Background: With 4000 people incarcerated in its jails, Philadelphia has one of the largest incarcerated populations in the world. Results from China and New York indicate that compared to the general population, COVID-19 infection rates are almost seven times higher in jails. Recent research suggests that 60-80% of those incarcerated are already COVID-19 positive, with almost half of them being asymptomatic. Philadelphia’s move to release almost 300 inmates a week, well after incidence had spiked and social service agencies had shut down, created a public health risk for released inmates, and the communities they were released into. This research examines a multilevel and multi-systemic intervention (called GAINS-Plus) implemented at a re-entry agency, to address this public health risk environment. Employing smartphones, Zoom technology, teletherapy, a multi-city policy development protocol, and an ad-hoc partnership between service providers, funders, and academic scholars, the city-wide protocol was a scale-up of an intervention study already being conducted at the agency, allowing the investigators to collect data in real-time. The study is ongoing, and we present our findings in the hope that the study will inform our evolving response to the COVID-19 crisis.

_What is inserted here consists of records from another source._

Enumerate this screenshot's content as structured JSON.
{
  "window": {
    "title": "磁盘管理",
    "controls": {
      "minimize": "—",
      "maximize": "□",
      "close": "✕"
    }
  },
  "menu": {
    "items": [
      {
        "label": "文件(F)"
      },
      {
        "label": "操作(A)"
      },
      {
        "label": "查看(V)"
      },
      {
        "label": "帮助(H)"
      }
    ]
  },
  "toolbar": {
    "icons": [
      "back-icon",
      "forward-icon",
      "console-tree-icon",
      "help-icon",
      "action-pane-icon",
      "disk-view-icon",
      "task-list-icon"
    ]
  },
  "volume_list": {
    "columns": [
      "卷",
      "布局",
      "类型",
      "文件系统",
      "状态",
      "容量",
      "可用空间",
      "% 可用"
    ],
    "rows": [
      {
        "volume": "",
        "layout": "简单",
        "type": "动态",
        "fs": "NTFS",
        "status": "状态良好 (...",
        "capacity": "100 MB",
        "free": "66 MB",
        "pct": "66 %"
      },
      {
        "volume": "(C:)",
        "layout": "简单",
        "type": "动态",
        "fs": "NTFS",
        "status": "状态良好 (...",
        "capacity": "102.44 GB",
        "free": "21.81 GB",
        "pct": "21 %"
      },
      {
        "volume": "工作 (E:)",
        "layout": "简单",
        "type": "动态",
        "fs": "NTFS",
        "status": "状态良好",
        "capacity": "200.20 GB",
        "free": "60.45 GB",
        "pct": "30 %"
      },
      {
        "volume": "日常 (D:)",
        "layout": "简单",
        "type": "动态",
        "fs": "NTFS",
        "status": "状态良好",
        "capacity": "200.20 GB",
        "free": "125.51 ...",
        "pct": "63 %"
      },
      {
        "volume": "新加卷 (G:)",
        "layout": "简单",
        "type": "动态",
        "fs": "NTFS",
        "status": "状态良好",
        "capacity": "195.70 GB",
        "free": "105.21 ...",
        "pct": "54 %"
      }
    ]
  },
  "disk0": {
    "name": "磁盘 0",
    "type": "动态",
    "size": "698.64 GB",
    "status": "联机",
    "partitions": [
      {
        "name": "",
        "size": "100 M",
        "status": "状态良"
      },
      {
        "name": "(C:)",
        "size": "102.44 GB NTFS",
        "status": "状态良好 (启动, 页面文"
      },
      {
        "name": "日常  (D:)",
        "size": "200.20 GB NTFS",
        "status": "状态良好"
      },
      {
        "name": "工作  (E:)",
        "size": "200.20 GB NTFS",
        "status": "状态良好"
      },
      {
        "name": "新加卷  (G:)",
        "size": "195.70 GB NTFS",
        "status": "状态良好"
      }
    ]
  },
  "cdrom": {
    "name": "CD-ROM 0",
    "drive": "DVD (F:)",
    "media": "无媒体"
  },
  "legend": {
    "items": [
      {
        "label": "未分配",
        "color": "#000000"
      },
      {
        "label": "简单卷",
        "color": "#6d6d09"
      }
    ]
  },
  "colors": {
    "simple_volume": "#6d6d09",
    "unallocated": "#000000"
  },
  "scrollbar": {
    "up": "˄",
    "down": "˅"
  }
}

Methods: We utilized a mixed methods approach, collecting qualitative data from service providers (n=15), city officials (n=10), and people released from incarceration (n=30). We supplemented these with field notes from meetings with city officials, jail staff, and service providers (n=17). Finally, we are conducting surveys among released people (n=100, three-monthly, for one year, 15 baseline interviews completed). We utilized a grounded theory approach with sensitizing concepts to code interviews and notes, and are using a random effects longitudinal model to analyze the quantitative data. Concepts from the theory of institutional logics were used to inform sensitizing concepts in the qualitative analysis, and to interpret the results.

Results: Competing logics from the fields of re-entry, city government, the incarceration system, academia, social movements, and distinct city ecologies, catalyzed by the pandemic crisis, destabilized status-quo institutional “myths and rituals”, allowing several innovations to take shape at multiple levels. At the client level, released prisoners were handed out smart phones loaded with Zoom, without any conditions. Participants had the freedom to script their own engagement with services, and with peer collectives that formed online. The innovative platform and form of engagement facilitated large-scale attendance and utilization of services. At the organizational level, agencies set aside onerous eligibility criteria and paperwork, to form a network providing front-line services around housing, food, mental and primary healthcare. At the policy level, the administrations of two cities (Philadelphia and New York), collaborated on the replication of successful housing-first and risk reduction strategies for released inmates that had been implemented in New York.

Implications: Our findings highlight the role of crises in shaping institutional logics, and specifically, in the way the pandemic has forced embedded actors, institutional ideologies, social movements, and city-specific fields to interact to create innovation. The results also create a blueprint for social workers and agencies, for a multi-systemic and multilevel engagement with the pandemic.